Repeat the data exactly, leaving out any image.

[App and web page records]

·····

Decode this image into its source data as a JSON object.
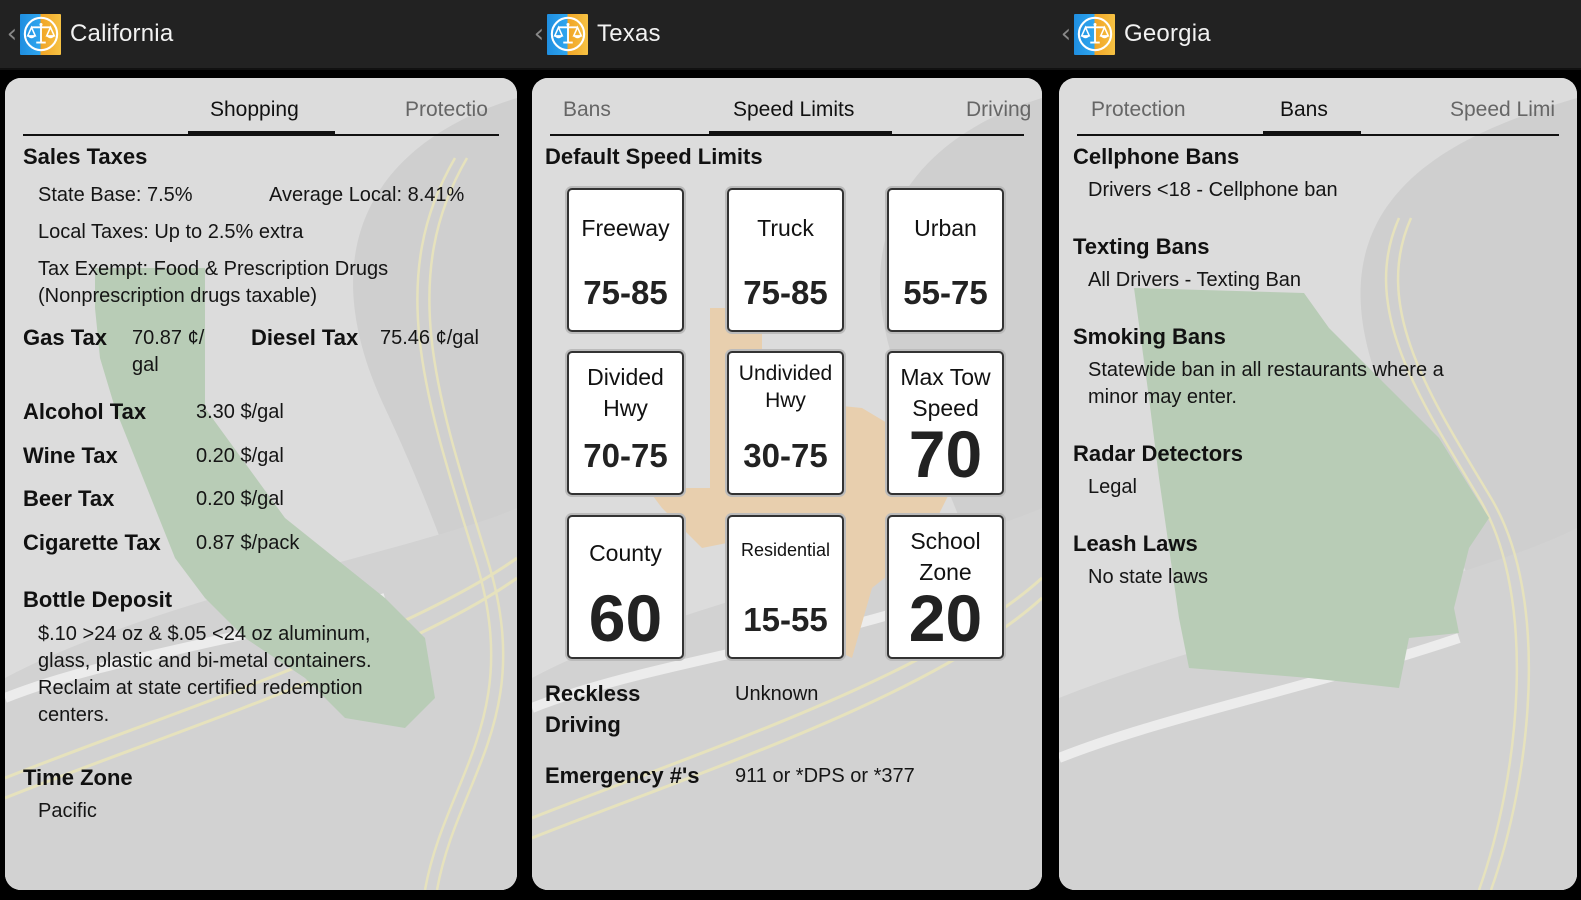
{
  "colors": {
    "actionbar_bg": "#222222",
    "panel_bg": "#dcdcdc",
    "california_map": "#b8ccb6",
    "texas_map": "#e8cfae",
    "georgia_map": "#b8ccb6",
    "road_line": "#e6e2bd"
  },
  "screens": [
    {
      "title": "California",
      "icon": "scales-of-justice-icon",
      "tabs": [
        {
          "label": "",
          "active": false
        },
        {
          "label": "Shopping",
          "active": true
        },
        {
          "label": "Protectio",
          "active": false
        }
      ],
      "sales_taxes": {
        "heading": "Sales Taxes",
        "state_base": "State Base: 7.5%",
        "average_local": "Average Local: 8.41%",
        "local_taxes": "Local Taxes: Up to 2.5% extra",
        "tax_exempt_1": "Tax Exempt: Food & Prescription Drugs",
        "tax_exempt_2": "(Nonprescription drugs taxable)"
      },
      "gas_tax": {
        "label": "Gas Tax",
        "value_1": "70.87 ¢/",
        "value_2": "gal"
      },
      "diesel_tax": {
        "label": "Diesel Tax",
        "value": "75.46 ¢/gal"
      },
      "rows": [
        {
          "label": "Alcohol Tax",
          "value": "3.30 $/gal"
        },
        {
          "label": "Wine Tax",
          "value": "0.20 $/gal"
        },
        {
          "label": "Beer Tax",
          "value": "0.20 $/gal"
        },
        {
          "label": "Cigarette Tax",
          "value": "0.87 $/pack"
        }
      ],
      "bottle_deposit": {
        "heading": "Bottle Deposit",
        "lines": [
          "$.10 >24 oz & $.05 <24 oz aluminum,",
          "glass, plastic and bi-metal containers.",
          "Reclaim at state certified redemption",
          "centers."
        ]
      },
      "time_zone": {
        "heading": "Time Zone",
        "value": "Pacific"
      }
    },
    {
      "title": "Texas",
      "icon": "scales-of-justice-icon",
      "tabs": [
        {
          "label": "Bans",
          "active": false
        },
        {
          "label": "Speed Limits",
          "active": true
        },
        {
          "label": "Driving",
          "active": false
        }
      ],
      "section_heading": "Default Speed Limits",
      "signs": [
        {
          "label": "Freeway",
          "value": "75-85"
        },
        {
          "label": "Truck",
          "value": "75-85"
        },
        {
          "label": "Urban",
          "value": "55-75"
        },
        {
          "label_1": "Divided",
          "label_2": "Hwy",
          "value": "70-75"
        },
        {
          "label_1": "Undivided",
          "label_2": "Hwy",
          "value": "30-75"
        },
        {
          "label_1": "Max Tow",
          "label_2": "Speed",
          "value": "70"
        },
        {
          "label": "County",
          "value": "60"
        },
        {
          "label": "Residential",
          "value": "15-55"
        },
        {
          "label_1": "School",
          "label_2": "Zone",
          "value": "20"
        }
      ],
      "reckless": {
        "label_1": "Reckless",
        "label_2": "Driving",
        "value": "Unknown"
      },
      "emergency": {
        "label": "Emergency #'s",
        "value": "911 or *DPS or *377"
      }
    },
    {
      "title": "Georgia",
      "icon": "scales-of-justice-icon",
      "tabs": [
        {
          "label": "Protection",
          "active": false
        },
        {
          "label": "Bans",
          "active": true
        },
        {
          "label": "Speed Limi",
          "active": false
        }
      ],
      "sections": [
        {
          "heading": "Cellphone Bans",
          "value": "Drivers <18 - Cellphone ban"
        },
        {
          "heading": "Texting Bans",
          "value": "All Drivers - Texting Ban"
        },
        {
          "heading": "Smoking Bans",
          "value_1": "Statewide ban in all restaurants where a",
          "value_2": "minor may enter."
        },
        {
          "heading": "Radar Detectors",
          "value": "Legal"
        },
        {
          "heading": "Leash Laws",
          "value": "No state laws"
        }
      ]
    }
  ]
}
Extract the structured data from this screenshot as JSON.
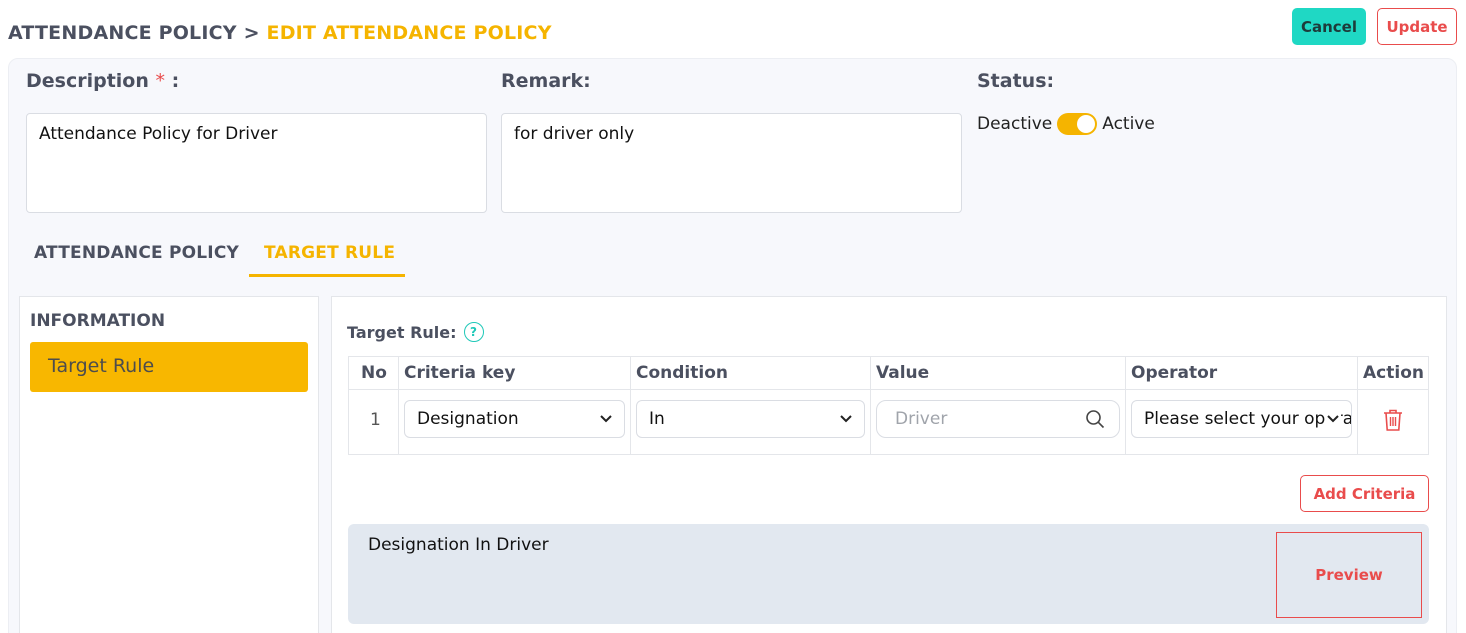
{
  "breadcrumb": {
    "root": "ATTENDANCE POLICY",
    "separator": ">",
    "current": "EDIT ATTENDANCE POLICY"
  },
  "actions": {
    "cancel": "Cancel",
    "update": "Update"
  },
  "form": {
    "description": {
      "label": "Description",
      "required_mark": "*",
      "colon": ":",
      "value": "Attendance Policy for Driver"
    },
    "remark": {
      "label": "Remark:",
      "value": "for driver only"
    },
    "status": {
      "label": "Status:",
      "off_label": "Deactive",
      "on_label": "Active",
      "active": true
    }
  },
  "tabs": [
    {
      "label": "ATTENDANCE POLICY",
      "active": false
    },
    {
      "label": "TARGET RULE",
      "active": true
    }
  ],
  "side_panel": {
    "title": "INFORMATION",
    "items": [
      {
        "label": "Target Rule",
        "active": true
      }
    ]
  },
  "target_rule": {
    "label": "Target Rule:",
    "help_glyph": "?",
    "columns": [
      "No",
      "Criteria key",
      "Condition",
      "Value",
      "Operator",
      "Action"
    ],
    "rows": [
      {
        "no": "1",
        "criteria_key": "Designation",
        "condition": "In",
        "value_placeholder": "Driver",
        "operator": "Please select your operator"
      }
    ],
    "add_button": "Add Criteria",
    "preview_text": "Designation In Driver",
    "preview_button": "Preview"
  },
  "colors": {
    "accent": "#f5b400",
    "cancel": "#1fd8c4",
    "danger": "#e94c4c",
    "help": "#1fc8b8"
  },
  "icons": {
    "help": "help-circle-icon",
    "dropdown": "chevron-down-icon",
    "search": "search-icon",
    "delete": "trash-icon"
  }
}
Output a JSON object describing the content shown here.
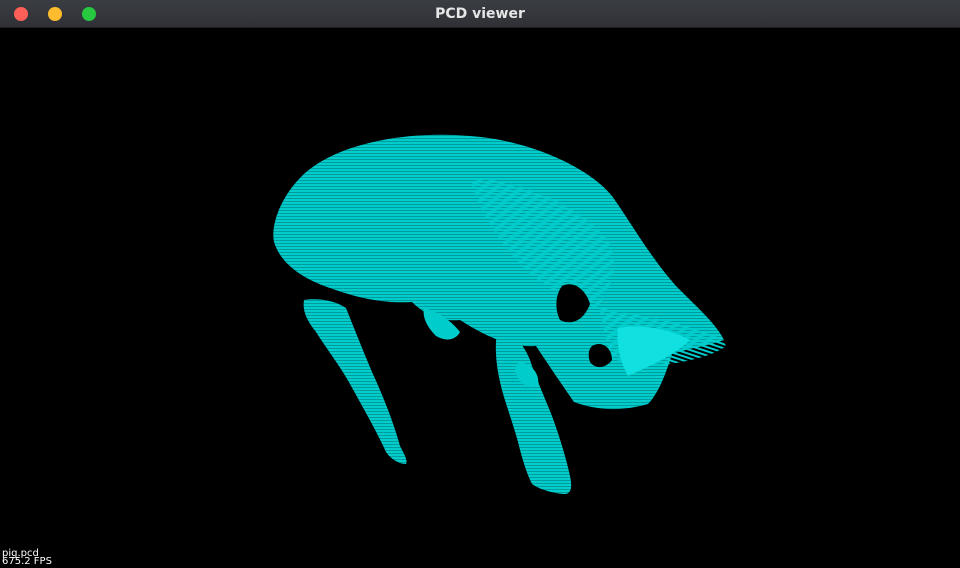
{
  "window": {
    "title": "PCD viewer",
    "controls": {
      "close_color": "#fe5f57",
      "minimize_color": "#febc2e",
      "maximize_color": "#28c840"
    }
  },
  "viewer": {
    "background_color": "#000000",
    "point_color": "#00cccc",
    "file_label": "pig.pcd",
    "fps_label": "675.2 FPS"
  }
}
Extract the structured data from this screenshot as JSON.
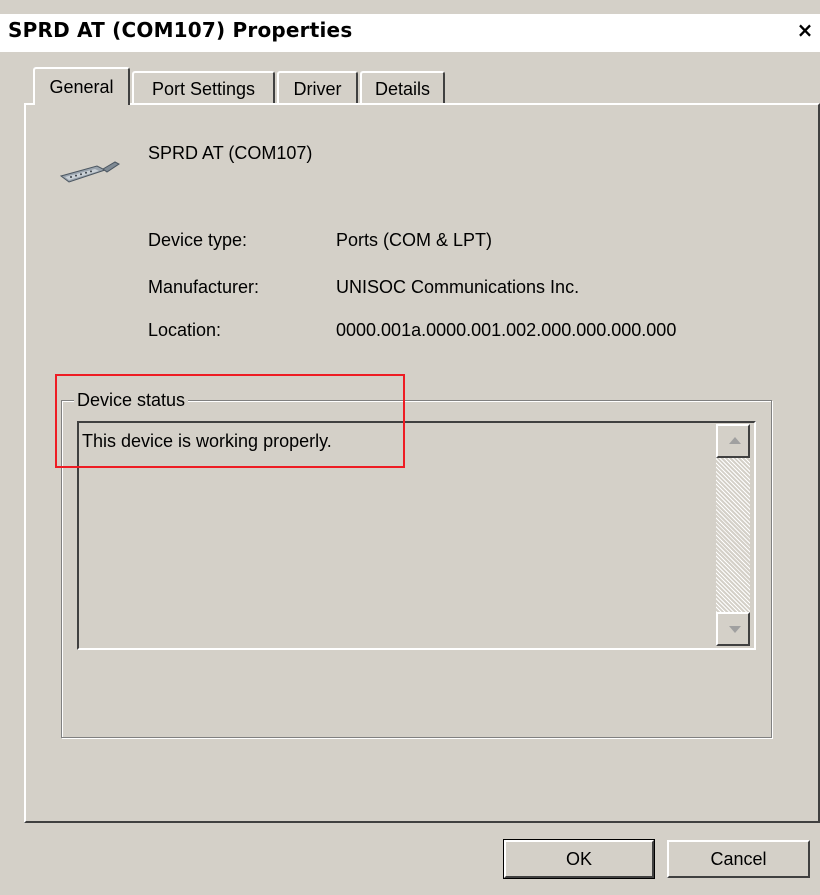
{
  "window": {
    "title": "SPRD AT (COM107) Properties",
    "close_label": "×"
  },
  "tabs": [
    {
      "label": "General",
      "active": true
    },
    {
      "label": "Port Settings",
      "active": false
    },
    {
      "label": "Driver",
      "active": false
    },
    {
      "label": "Details",
      "active": false
    }
  ],
  "device": {
    "icon": "serial-port-connector-icon",
    "name": "SPRD AT (COM107)"
  },
  "properties": [
    {
      "label": "Device type:",
      "value": "Ports (COM & LPT)"
    },
    {
      "label": "Manufacturer:",
      "value": "UNISOC Communications Inc."
    },
    {
      "label": "Location:",
      "value": "0000.001a.0000.001.002.000.000.000.000"
    }
  ],
  "device_status": {
    "legend": "Device status",
    "text": "This device is working properly."
  },
  "buttons": {
    "ok": "OK",
    "cancel": "Cancel"
  },
  "colors": {
    "face": "#d4d0c8",
    "highlight_box": "#ee1c24"
  }
}
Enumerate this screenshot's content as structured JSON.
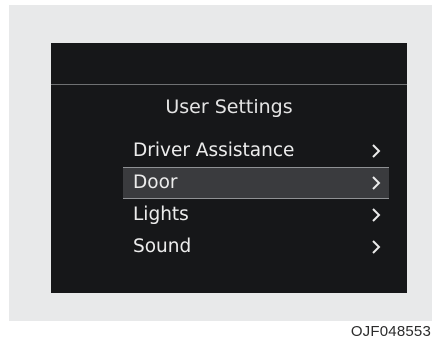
{
  "screen": {
    "title": "User Settings",
    "menu": [
      {
        "label": "Driver Assistance",
        "chevron": "chevron-right-icon",
        "selected": false
      },
      {
        "label": "Door",
        "chevron": "chevron-right-icon",
        "selected": true
      },
      {
        "label": "Lights",
        "chevron": "chevron-right-icon",
        "selected": false
      },
      {
        "label": "Sound",
        "chevron": "chevron-right-icon",
        "selected": false
      }
    ]
  },
  "figure_code": "OJF048553",
  "colors": {
    "frame": "#e8e9ea",
    "screen_bg": "#161719",
    "text": "#ececec",
    "selected_bg": "#3a3b3e"
  }
}
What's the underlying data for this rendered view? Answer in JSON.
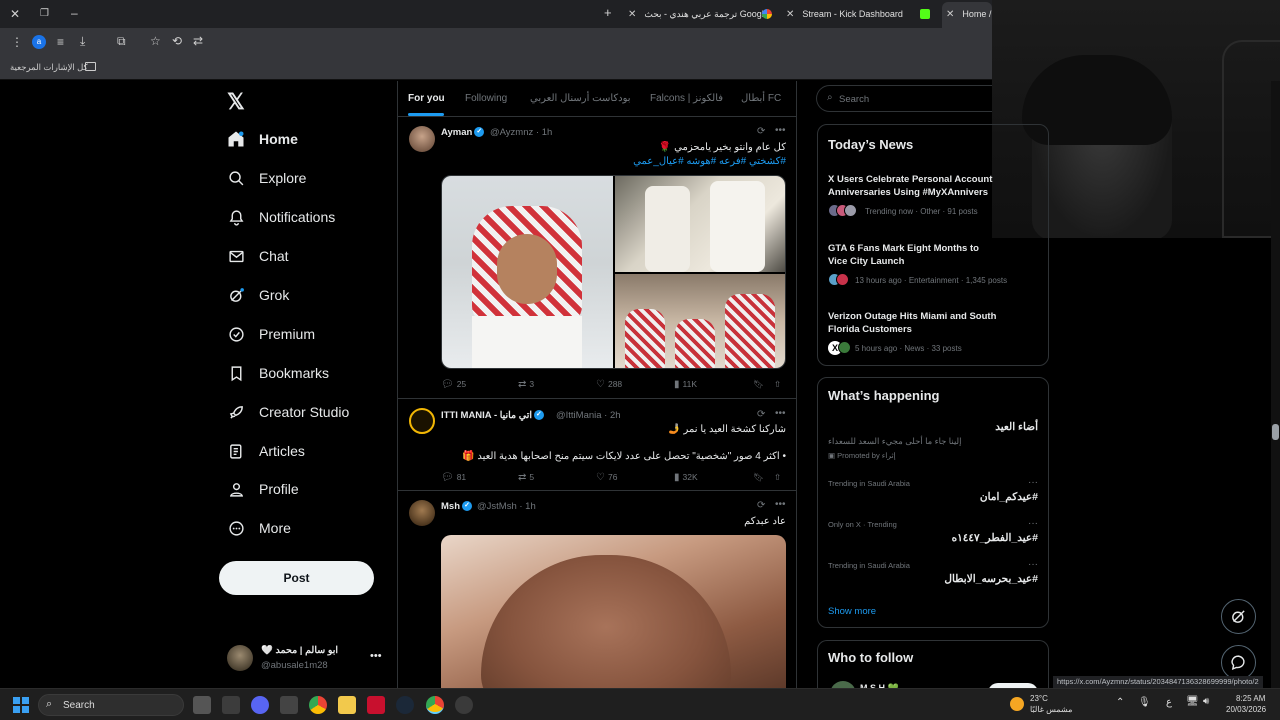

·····

> Result of the exercise
Decode this image into its source data as a JSON object.
{
  "colors": {
    "actionbar_bg": "#222222",
    "panel_bg": "#dcdcdc",
    "california_map": "#b8ccb6",
    "texas_map": "#e8cfae",
    "georgia_map": "#b8ccb6",
    "road_line": "#e6e2bd"
  },
  "screens": [
    {
      "title": "California",
      "icon": "scales-of-justice-icon",
      "tabs": [
        {
          "label": "",
          "active": false
        },
        {
          "label": "Shopping",
          "active": true
        },
        {
          "label": "Protectio",
          "active": false
        }
      ],
      "sales_taxes": {
        "heading": "Sales Taxes",
        "state_base": "State Base: 7.5%",
        "average_local": "Average Local: 8.41%",
        "local_taxes": "Local Taxes: Up to 2.5% extra",
        "tax_exempt_1": "Tax Exempt: Food & Prescription Drugs",
        "tax_exempt_2": "(Nonprescription drugs taxable)"
      },
      "gas_tax": {
        "label": "Gas Tax",
        "value_1": "70.87 ¢/",
        "value_2": "gal"
      },
      "diesel_tax": {
        "label": "Diesel Tax",
        "value": "75.46 ¢/gal"
      },
      "rows": [
        {
          "label": "Alcohol Tax",
          "value": "3.30 $/gal"
        },
        {
          "label": "Wine Tax",
          "value": "0.20 $/gal"
        },
        {
          "label": "Beer Tax",
          "value": "0.20 $/gal"
        },
        {
          "label": "Cigarette Tax",
          "value": "0.87 $/pack"
        }
      ],
      "bottle_deposit": {
        "heading": "Bottle Deposit",
        "lines": [
          "$.10 >24 oz & $.05 <24 oz aluminum,",
          "glass, plastic and bi-metal containers.",
          "Reclaim at state certified redemption",
          "centers."
        ]
      },
      "time_zone": {
        "heading": "Time Zone",
        "value": "Pacific"
      }
    },
    {
      "title": "Texas",
      "icon": "scales-of-justice-icon",
      "tabs": [
        {
          "label": "Bans",
          "active": false
        },
        {
          "label": "Speed Limits",
          "active": true
        },
        {
          "label": "Driving",
          "active": false
        }
      ],
      "section_heading": "Default Speed Limits",
      "signs": [
        {
          "label": "Freeway",
          "value": "75-85"
        },
        {
          "label": "Truck",
          "value": "75-85"
        },
        {
          "label": "Urban",
          "value": "55-75"
        },
        {
          "label_1": "Divided",
          "label_2": "Hwy",
          "value": "70-75"
        },
        {
          "label_1": "Undivided",
          "label_2": "Hwy",
          "value": "30-75"
        },
        {
          "label_1": "Max Tow",
          "label_2": "Speed",
          "value": "70"
        },
        {
          "label": "County",
          "value": "60"
        },
        {
          "label": "Residential",
          "value": "15-55"
        },
        {
          "label_1": "School",
          "label_2": "Zone",
          "value": "20"
        }
      ],
      "reckless": {
        "label_1": "Reckless",
        "label_2": "Driving",
        "value": "Unknown"
      },
      "emergency": {
        "label": "Emergency #'s",
        "value": "911 or *DPS or *377"
      }
    },
    {
      "title": "Georgia",
      "icon": "scales-of-justice-icon",
      "tabs": [
        {
          "label": "Protection",
          "active": false
        },
        {
          "label": "Bans",
          "active": true
        },
        {
          "label": "Speed Limi",
          "active": false
        }
      ],
      "sections": [
        {
          "heading": "Cellphone Bans",
          "value": "Drivers <18 - Cellphone ban"
        },
        {
          "heading": "Texting Bans",
          "value": "All Drivers - Texting Ban"
        },
        {
          "heading": "Smoking Bans",
          "value_1": "Statewide ban in all restaurants where a",
          "value_2": "minor may enter."
        },
        {
          "heading": "Radar Detectors",
          "value": "Legal"
        },
        {
          "heading": "Leash Laws",
          "value": "No state laws"
        }
      ]
    }
  ]
}
Extract the structured data from this screenshot as JSON.
{
  "breadcrumb": {
    "root": "ATTENDANCE POLICY",
    "separator": ">",
    "current": "EDIT ATTENDANCE POLICY"
  },
  "actions": {
    "cancel": "Cancel",
    "update": "Update"
  },
  "form": {
    "description": {
      "label": "Description",
      "required_mark": "*",
      "colon": ":",
      "value": "Attendance Policy for Driver"
    },
    "remark": {
      "label": "Remark:",
      "value": "for driver only"
    },
    "status": {
      "label": "Status:",
      "off_label": "Deactive",
      "on_label": "Active",
      "active": true
    }
  },
  "tabs": [
    {
      "label": "ATTENDANCE POLICY",
      "active": false
    },
    {
      "label": "TARGET RULE",
      "active": true
    }
  ],
  "side_panel": {
    "title": "INFORMATION",
    "items": [
      {
        "label": "Target Rule",
        "active": true
      }
    ]
  },
  "target_rule": {
    "label": "Target Rule:",
    "help_glyph": "?",
    "columns": [
      "No",
      "Criteria key",
      "Condition",
      "Value",
      "Operator",
      "Action"
    ],
    "rows": [
      {
        "no": "1",
        "criteria_key": "Designation",
        "condition": "In",
        "value_placeholder": "Driver",
        "operator": "Please select your operator"
      }
    ],
    "add_button": "Add Criteria",
    "preview_text": "Designation In Driver",
    "preview_button": "Preview"
  },
  "colors": {
    "accent": "#f5b400",
    "cancel": "#1fd8c4",
    "danger": "#e94c4c",
    "help": "#1fc8b8"
  },
  "icons": {
    "help": "help-circle-icon",
    "dropdown": "chevron-down-icon",
    "search": "search-icon",
    "delete": "trash-icon"
  }
}
Output a JSON object describing the content shown here.
{
  "window": {
    "title": "PCD viewer",
    "controls": {
      "close_color": "#fe5f57",
      "minimize_color": "#febc2e",
      "maximize_color": "#28c840"
    }
  },
  "viewer": {
    "background_color": "#000000",
    "point_color": "#00cccc",
    "file_label": "pig.pcd",
    "fps_label": "675.2 FPS"
  }
}
Extract the structured data from this screenshot as JSON.
{
  "window": {
    "title": "SPRD AT (COM107) Properties",
    "close_label": "×"
  },
  "tabs": [
    {
      "label": "General",
      "active": true
    },
    {
      "label": "Port Settings",
      "active": false
    },
    {
      "label": "Driver",
      "active": false
    },
    {
      "label": "Details",
      "active": false
    }
  ],
  "device": {
    "icon": "serial-port-connector-icon",
    "name": "SPRD AT (COM107)"
  },
  "properties": [
    {
      "label": "Device type:",
      "value": "Ports (COM & LPT)"
    },
    {
      "label": "Manufacturer:",
      "value": "UNISOC Communications Inc."
    },
    {
      "label": "Location:",
      "value": "0000.001a.0000.001.002.000.000.000.000"
    }
  ],
  "device_status": {
    "legend": "Device status",
    "text": "This device is working properly."
  },
  "buttons": {
    "ok": "OK",
    "cancel": "Cancel"
  },
  "colors": {
    "face": "#d4d0c8",
    "highlight_box": "#ee1c24"
  }
}
Enumerate this screenshot's content as structured JSON.
{
  "screen": {
    "title": "User Settings",
    "menu": [
      {
        "label": "Driver Assistance",
        "chevron": "chevron-right-icon",
        "selected": false
      },
      {
        "label": "Door",
        "chevron": "chevron-right-icon",
        "selected": true
      },
      {
        "label": "Lights",
        "chevron": "chevron-right-icon",
        "selected": false
      },
      {
        "label": "Sound",
        "chevron": "chevron-right-icon",
        "selected": false
      }
    ]
  },
  "figure_code": "OJF048553",
  "colors": {
    "frame": "#e8e9ea",
    "screen_bg": "#161719",
    "text": "#ececec",
    "selected_bg": "#3a3b3e"
  }
}
What's the underlying data for this rendered view? Answer in JSON.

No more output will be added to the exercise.